Task directions ▸
Go through the entries below and collect each line with the string "JSON" in it.

Given data ▸
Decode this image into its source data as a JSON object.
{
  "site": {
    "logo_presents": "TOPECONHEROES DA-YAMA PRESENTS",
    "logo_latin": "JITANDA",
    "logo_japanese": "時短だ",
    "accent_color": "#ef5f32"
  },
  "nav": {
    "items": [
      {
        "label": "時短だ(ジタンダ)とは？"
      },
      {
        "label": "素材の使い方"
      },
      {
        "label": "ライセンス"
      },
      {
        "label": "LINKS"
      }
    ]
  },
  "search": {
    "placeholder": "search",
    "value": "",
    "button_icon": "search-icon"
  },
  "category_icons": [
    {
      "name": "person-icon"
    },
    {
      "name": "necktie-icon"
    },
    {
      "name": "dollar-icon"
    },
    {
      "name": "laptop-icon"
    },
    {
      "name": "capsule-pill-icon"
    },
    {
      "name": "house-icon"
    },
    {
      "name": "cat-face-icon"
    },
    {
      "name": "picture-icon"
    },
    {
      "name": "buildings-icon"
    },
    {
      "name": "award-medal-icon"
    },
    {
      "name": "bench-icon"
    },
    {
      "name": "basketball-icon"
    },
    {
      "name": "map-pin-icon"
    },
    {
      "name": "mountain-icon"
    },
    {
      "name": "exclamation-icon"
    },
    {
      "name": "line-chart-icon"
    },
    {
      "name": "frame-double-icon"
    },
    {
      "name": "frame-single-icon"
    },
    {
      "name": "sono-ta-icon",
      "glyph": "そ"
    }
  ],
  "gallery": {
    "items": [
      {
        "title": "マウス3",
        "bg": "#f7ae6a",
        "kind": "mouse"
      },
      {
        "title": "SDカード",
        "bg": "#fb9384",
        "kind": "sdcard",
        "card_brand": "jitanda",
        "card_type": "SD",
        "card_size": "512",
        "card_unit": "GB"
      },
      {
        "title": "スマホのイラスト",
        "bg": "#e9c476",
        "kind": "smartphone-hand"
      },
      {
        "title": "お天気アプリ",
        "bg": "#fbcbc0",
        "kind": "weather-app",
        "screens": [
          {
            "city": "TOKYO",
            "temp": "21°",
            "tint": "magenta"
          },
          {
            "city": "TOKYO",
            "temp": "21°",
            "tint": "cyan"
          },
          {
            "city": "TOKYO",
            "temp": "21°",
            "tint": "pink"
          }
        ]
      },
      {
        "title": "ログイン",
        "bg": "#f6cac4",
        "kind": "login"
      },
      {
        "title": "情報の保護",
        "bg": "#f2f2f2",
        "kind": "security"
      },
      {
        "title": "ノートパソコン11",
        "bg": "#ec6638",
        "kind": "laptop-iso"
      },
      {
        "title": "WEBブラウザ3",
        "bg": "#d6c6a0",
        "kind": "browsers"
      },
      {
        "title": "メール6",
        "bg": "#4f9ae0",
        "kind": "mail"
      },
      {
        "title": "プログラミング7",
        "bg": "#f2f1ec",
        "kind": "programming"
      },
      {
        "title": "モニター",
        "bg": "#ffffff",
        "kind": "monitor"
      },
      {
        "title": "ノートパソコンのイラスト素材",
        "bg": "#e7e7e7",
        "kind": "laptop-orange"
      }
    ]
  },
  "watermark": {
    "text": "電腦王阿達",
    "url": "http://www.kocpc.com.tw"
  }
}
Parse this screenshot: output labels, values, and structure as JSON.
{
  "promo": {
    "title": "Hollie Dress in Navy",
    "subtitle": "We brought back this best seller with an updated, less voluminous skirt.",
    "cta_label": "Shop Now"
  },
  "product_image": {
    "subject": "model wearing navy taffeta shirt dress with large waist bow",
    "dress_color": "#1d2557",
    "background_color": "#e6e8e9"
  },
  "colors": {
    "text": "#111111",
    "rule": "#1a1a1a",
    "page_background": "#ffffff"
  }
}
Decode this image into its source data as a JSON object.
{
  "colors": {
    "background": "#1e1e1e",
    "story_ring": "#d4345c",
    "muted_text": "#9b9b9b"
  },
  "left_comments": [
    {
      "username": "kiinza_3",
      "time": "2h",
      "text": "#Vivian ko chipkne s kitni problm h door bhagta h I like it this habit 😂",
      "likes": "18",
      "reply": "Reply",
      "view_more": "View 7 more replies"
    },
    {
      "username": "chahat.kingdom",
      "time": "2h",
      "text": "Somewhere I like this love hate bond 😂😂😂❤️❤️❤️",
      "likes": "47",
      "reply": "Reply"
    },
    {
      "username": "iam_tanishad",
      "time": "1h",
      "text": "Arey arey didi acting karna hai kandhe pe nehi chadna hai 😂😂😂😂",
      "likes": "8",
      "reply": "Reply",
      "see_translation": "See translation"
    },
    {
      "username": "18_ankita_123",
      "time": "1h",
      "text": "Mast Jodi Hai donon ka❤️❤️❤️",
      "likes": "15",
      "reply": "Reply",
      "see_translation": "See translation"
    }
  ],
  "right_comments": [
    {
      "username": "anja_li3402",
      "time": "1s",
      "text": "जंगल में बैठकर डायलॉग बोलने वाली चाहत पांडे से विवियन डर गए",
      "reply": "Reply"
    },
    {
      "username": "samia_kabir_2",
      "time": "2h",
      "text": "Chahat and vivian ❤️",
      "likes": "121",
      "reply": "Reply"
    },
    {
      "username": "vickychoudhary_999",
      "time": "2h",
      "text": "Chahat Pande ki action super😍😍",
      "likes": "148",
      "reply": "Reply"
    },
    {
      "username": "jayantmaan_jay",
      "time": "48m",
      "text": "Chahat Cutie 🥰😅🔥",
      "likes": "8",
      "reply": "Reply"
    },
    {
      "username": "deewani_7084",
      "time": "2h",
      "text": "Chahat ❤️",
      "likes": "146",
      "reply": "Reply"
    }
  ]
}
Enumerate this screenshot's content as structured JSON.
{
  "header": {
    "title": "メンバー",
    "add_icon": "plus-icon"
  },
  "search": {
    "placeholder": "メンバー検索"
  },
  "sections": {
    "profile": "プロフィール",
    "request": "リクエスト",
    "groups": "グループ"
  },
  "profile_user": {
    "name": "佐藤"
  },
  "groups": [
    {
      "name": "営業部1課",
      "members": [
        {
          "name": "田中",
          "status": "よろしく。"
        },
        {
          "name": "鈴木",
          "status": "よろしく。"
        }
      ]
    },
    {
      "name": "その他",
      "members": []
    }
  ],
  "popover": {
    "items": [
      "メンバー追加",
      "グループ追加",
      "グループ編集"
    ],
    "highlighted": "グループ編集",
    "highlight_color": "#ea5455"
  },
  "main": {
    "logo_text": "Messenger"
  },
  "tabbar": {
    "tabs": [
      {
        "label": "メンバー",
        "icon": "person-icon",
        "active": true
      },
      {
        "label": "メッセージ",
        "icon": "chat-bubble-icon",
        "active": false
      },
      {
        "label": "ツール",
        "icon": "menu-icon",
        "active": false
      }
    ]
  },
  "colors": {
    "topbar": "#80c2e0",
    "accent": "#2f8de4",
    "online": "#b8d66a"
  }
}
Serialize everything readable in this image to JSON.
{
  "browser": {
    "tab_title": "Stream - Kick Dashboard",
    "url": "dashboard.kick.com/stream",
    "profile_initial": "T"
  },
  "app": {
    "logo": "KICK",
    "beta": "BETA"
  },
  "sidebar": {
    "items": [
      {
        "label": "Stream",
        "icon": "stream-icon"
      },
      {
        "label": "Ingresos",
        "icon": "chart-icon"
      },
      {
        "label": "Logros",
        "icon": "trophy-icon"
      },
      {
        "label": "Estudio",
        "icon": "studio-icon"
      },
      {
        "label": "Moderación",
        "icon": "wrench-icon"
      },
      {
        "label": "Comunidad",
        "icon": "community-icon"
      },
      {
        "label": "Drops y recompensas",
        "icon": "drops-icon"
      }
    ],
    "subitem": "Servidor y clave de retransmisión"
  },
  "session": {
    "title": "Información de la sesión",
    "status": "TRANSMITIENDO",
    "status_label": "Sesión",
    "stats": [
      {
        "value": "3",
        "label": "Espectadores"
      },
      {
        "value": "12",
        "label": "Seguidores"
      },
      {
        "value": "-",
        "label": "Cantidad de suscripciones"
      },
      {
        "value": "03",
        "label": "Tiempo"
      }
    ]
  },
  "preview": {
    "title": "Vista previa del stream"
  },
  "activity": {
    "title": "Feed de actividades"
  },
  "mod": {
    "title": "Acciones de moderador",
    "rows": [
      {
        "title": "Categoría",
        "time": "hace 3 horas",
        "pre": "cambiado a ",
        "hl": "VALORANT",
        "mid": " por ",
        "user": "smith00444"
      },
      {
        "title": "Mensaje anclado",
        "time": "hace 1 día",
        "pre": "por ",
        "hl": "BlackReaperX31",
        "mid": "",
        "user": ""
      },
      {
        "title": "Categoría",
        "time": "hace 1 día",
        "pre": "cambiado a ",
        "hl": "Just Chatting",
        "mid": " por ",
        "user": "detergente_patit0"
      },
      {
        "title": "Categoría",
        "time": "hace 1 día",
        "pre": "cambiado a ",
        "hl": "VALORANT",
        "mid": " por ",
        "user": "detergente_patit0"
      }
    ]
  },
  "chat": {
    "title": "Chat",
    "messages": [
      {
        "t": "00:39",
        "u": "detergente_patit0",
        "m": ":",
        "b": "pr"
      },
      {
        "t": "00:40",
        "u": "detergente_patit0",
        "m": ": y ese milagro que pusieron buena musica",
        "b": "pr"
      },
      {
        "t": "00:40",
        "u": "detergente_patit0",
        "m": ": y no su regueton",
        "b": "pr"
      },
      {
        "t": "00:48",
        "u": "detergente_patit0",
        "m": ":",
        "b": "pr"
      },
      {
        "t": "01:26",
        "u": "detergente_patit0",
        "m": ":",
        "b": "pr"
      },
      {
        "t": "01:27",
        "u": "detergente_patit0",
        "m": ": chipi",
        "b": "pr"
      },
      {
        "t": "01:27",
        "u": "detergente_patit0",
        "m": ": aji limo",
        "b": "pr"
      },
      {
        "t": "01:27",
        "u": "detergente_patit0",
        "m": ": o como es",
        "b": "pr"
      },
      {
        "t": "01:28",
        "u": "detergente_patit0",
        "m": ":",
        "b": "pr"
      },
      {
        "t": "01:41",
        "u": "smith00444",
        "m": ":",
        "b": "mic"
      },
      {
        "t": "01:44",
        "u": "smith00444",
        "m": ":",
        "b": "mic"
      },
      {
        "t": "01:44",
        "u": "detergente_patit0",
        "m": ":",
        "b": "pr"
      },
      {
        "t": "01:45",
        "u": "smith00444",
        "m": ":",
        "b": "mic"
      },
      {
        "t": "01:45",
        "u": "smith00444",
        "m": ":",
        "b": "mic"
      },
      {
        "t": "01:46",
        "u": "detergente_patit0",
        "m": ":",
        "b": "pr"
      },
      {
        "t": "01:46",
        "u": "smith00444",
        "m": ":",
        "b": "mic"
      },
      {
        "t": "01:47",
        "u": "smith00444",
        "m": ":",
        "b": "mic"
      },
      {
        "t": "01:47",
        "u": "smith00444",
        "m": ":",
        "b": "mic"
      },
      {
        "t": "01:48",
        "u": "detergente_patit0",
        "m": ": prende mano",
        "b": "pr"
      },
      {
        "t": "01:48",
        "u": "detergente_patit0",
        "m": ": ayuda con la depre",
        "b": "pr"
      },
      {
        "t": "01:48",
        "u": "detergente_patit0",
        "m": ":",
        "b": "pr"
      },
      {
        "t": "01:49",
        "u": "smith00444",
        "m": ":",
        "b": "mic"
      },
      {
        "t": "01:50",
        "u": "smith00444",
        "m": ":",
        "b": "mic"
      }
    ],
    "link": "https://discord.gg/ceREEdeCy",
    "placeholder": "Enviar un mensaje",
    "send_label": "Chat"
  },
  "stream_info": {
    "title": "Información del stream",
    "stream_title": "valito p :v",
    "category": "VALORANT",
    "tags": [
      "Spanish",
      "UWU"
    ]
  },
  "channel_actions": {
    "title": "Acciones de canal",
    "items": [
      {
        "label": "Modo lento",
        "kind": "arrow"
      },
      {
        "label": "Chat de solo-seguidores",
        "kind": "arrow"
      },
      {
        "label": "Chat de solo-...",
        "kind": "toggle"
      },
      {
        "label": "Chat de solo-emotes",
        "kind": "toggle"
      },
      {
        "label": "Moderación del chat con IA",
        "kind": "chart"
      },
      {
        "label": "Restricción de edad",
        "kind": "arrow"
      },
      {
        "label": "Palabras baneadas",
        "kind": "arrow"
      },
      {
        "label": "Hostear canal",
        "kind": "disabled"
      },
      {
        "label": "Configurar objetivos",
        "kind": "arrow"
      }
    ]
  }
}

Result below ▸
Decode this image into its source data as a JSON object.
Parse this screenshot: output labels, values, and structure as JSON.
Decode this image into its source data as a JSON object.
Enumerate this screenshot's content as structured JSON.
Serialize everything readable in this image to JSON.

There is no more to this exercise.